── Provided material

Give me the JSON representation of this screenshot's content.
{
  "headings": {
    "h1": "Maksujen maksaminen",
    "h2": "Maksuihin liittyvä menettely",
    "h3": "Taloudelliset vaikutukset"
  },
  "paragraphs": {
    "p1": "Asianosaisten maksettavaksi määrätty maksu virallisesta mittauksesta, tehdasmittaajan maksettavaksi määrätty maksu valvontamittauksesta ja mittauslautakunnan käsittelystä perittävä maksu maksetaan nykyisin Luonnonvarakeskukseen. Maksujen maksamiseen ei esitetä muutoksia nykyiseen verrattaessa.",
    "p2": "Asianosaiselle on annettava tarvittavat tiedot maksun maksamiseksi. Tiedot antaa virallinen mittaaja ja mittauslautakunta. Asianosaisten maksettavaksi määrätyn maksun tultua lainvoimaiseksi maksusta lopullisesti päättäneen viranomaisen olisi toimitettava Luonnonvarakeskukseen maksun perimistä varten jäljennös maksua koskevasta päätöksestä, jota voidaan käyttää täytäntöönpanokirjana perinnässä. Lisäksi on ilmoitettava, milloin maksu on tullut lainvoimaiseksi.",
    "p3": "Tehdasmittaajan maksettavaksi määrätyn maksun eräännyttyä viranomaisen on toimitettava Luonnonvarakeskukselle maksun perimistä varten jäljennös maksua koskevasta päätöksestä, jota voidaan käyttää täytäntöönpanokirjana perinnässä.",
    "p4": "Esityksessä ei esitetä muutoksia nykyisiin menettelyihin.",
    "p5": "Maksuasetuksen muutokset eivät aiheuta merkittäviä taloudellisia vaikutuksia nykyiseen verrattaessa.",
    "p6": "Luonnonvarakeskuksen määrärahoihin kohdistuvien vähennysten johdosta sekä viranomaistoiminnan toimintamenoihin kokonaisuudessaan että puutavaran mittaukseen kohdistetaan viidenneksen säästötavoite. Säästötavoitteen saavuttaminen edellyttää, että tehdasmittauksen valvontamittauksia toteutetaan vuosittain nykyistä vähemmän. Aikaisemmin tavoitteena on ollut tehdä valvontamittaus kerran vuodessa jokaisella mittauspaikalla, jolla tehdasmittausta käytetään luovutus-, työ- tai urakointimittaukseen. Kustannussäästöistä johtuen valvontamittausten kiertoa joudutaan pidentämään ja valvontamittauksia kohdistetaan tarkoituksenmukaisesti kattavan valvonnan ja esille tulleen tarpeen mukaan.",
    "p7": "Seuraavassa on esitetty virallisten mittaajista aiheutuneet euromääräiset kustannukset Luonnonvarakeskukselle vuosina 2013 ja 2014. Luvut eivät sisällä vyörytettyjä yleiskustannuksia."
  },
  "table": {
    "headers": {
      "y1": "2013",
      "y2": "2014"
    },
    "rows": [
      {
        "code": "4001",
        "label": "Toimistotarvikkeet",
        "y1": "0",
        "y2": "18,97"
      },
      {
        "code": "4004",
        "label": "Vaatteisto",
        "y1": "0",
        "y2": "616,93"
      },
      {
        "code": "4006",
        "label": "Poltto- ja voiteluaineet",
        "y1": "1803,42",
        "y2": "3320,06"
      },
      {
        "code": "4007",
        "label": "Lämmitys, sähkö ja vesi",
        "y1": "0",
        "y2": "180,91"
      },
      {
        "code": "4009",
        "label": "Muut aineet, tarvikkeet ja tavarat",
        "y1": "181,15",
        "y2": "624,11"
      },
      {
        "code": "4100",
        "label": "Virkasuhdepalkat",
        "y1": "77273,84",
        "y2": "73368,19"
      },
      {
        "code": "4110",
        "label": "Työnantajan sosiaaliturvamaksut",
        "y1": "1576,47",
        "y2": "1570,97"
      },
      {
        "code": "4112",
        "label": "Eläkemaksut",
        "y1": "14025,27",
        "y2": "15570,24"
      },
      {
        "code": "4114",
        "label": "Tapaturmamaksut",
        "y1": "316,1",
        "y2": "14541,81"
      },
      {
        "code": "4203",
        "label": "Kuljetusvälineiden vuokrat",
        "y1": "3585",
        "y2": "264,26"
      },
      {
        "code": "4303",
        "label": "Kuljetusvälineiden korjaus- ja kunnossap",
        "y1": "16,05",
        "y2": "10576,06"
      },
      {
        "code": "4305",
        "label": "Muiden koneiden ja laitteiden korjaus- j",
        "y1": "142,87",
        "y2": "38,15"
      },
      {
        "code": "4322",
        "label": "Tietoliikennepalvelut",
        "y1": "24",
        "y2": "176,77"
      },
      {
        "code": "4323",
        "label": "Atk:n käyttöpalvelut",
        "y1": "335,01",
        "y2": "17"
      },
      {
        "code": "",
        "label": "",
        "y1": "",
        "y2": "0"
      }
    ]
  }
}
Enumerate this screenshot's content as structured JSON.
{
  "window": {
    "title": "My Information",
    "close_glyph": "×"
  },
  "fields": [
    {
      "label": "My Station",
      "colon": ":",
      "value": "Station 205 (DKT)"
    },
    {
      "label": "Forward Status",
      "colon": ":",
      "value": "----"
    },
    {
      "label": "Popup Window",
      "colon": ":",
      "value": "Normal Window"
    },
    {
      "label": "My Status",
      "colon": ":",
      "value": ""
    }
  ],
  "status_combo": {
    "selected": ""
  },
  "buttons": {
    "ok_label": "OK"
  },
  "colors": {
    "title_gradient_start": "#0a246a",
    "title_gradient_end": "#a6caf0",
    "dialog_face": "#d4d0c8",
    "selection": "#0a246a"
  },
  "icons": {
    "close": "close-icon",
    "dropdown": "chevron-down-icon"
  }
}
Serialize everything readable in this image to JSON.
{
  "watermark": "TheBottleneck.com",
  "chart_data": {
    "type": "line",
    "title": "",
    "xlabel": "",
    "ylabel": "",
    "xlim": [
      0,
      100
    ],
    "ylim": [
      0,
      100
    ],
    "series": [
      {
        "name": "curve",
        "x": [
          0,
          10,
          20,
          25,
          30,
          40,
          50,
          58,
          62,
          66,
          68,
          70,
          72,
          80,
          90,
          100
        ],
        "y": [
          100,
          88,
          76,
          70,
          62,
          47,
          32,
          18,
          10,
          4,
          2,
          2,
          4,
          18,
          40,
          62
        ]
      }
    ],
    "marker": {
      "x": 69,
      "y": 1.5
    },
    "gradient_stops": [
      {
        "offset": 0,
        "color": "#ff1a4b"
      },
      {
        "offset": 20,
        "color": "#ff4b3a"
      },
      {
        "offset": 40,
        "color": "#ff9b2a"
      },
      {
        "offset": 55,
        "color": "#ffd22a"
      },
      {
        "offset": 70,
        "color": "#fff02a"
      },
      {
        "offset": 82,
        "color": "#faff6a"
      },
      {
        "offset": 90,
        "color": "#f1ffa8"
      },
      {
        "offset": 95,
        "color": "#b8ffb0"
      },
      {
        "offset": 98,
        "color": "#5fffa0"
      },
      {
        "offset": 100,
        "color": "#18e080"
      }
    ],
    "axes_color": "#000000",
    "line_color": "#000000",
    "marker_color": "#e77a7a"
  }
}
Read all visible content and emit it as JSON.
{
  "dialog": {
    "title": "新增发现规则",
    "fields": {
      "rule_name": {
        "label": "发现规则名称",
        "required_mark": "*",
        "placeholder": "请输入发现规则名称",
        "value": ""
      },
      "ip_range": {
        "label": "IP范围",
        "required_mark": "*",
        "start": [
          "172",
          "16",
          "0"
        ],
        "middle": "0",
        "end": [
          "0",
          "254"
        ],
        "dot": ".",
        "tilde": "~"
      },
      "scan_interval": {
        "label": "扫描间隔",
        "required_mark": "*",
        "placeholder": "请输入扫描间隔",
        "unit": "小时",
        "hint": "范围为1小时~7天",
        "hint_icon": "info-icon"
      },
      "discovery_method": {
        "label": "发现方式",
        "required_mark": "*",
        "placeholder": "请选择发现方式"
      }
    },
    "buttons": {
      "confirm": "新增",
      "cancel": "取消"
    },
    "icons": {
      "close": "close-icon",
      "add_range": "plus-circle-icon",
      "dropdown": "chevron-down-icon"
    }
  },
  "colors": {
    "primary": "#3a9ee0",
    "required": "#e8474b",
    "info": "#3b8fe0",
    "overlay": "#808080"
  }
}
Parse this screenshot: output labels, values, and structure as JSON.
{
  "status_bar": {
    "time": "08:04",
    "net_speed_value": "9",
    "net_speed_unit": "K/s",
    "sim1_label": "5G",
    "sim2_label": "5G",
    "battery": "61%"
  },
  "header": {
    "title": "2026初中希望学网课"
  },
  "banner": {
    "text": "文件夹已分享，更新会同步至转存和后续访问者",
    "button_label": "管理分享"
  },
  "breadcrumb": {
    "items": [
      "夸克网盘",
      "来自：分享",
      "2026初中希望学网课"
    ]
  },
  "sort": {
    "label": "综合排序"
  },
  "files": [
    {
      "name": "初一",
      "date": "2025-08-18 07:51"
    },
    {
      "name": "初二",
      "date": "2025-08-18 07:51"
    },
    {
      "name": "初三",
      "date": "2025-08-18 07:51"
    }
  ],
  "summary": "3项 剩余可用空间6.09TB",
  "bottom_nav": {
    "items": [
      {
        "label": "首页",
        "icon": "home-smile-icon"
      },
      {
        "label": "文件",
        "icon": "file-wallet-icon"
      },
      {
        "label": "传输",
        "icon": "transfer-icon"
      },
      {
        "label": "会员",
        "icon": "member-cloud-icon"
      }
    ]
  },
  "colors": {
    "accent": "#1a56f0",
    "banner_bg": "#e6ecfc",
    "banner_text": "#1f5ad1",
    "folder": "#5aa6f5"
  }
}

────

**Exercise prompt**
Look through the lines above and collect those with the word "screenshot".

**Reply**
Give me the JSON representation of this screenshot's content.
Enumerate this screenshot's content as structured JSON.
Parse this screenshot: output labels, values, and structure as JSON.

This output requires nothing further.